Our programs are designed for therapy, both, for the parent and family members and the child on the autism spectrum. The method we use was taught by Rupert Isaacson, author and producer of the film and book titled The Horse Boy. Through his training and support, we are certified in the “Horse Boy Method” which encourages participation by the entire family.

Many children on the spectrum benefit from sensory therapies. The horse, itself, can be an excellent therapist and the ranch environment is very therapeutic. Smaller children often love to spend extended periods of time lying full length on the horses back. They may derive great comfort from this, and stimming often stops in this situation.
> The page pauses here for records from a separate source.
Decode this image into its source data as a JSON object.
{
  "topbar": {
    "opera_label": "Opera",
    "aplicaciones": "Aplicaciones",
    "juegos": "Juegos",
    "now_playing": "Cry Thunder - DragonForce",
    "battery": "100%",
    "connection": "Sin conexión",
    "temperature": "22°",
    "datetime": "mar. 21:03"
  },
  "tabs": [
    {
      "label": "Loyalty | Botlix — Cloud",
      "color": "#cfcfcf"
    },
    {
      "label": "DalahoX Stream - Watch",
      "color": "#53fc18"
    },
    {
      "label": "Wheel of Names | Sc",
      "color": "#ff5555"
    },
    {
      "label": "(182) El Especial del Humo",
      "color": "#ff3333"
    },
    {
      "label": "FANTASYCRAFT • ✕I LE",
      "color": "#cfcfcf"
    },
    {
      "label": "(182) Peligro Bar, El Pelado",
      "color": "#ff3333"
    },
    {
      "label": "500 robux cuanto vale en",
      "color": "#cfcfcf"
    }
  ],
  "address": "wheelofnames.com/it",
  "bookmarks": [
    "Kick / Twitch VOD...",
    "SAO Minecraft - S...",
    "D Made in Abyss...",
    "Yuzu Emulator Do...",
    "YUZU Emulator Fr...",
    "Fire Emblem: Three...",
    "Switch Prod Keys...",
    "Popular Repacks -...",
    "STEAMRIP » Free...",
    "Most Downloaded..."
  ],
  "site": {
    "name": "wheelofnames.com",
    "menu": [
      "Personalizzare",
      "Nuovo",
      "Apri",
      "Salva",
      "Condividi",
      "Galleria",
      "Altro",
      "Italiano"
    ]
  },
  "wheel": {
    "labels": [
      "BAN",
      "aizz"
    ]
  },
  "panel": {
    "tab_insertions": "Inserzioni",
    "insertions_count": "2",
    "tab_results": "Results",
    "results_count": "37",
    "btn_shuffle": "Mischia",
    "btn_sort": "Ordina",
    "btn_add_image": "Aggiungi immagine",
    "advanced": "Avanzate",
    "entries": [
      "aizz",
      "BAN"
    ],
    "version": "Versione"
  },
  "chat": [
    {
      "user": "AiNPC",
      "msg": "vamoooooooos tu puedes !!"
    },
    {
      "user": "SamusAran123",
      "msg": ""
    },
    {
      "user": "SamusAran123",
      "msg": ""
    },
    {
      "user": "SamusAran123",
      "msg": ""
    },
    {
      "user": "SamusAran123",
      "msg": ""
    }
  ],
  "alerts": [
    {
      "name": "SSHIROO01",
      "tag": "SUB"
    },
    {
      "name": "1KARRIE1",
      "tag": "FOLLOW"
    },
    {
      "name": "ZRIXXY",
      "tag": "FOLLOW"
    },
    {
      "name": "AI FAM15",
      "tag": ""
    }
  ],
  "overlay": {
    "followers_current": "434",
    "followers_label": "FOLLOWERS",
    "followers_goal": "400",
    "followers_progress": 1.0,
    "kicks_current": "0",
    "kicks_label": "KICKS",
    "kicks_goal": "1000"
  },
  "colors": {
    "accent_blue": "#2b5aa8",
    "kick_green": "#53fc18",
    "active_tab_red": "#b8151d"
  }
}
During the summer, we do this outside while the horse is grazing; if we have inclement weather, we try and duplicate the same environment inside the arena.

The benefits of direct skin to hair contact with the moving horse are enormous!!

The physical sensation is both calming and engaging. When riding, the rocking motion of the horses body apparently causes the child’s learning receptors to open and causes the body to produce oxytocin, the feel good hormone.

Although our goal is to eventually ride upon the horse, with the child in front of us, it is not our primary concern when first starting out doing this type of therapy. We do our best to follow the child's lead so we have an opportunity to gain comfort and trust. As we are able to gain the trust needed, we find the rest seems to fall into place and before we know it, the child is willing and at times, excited to ride the horse.

While working with the horse and child, we talk to the child using familiar words, such as “ready, set, go!”. As we use these familiar words, we encourage participation. We also use melody to help stimulate the learning receptors; singing is good, as in repeating measured, rhythmic scripts.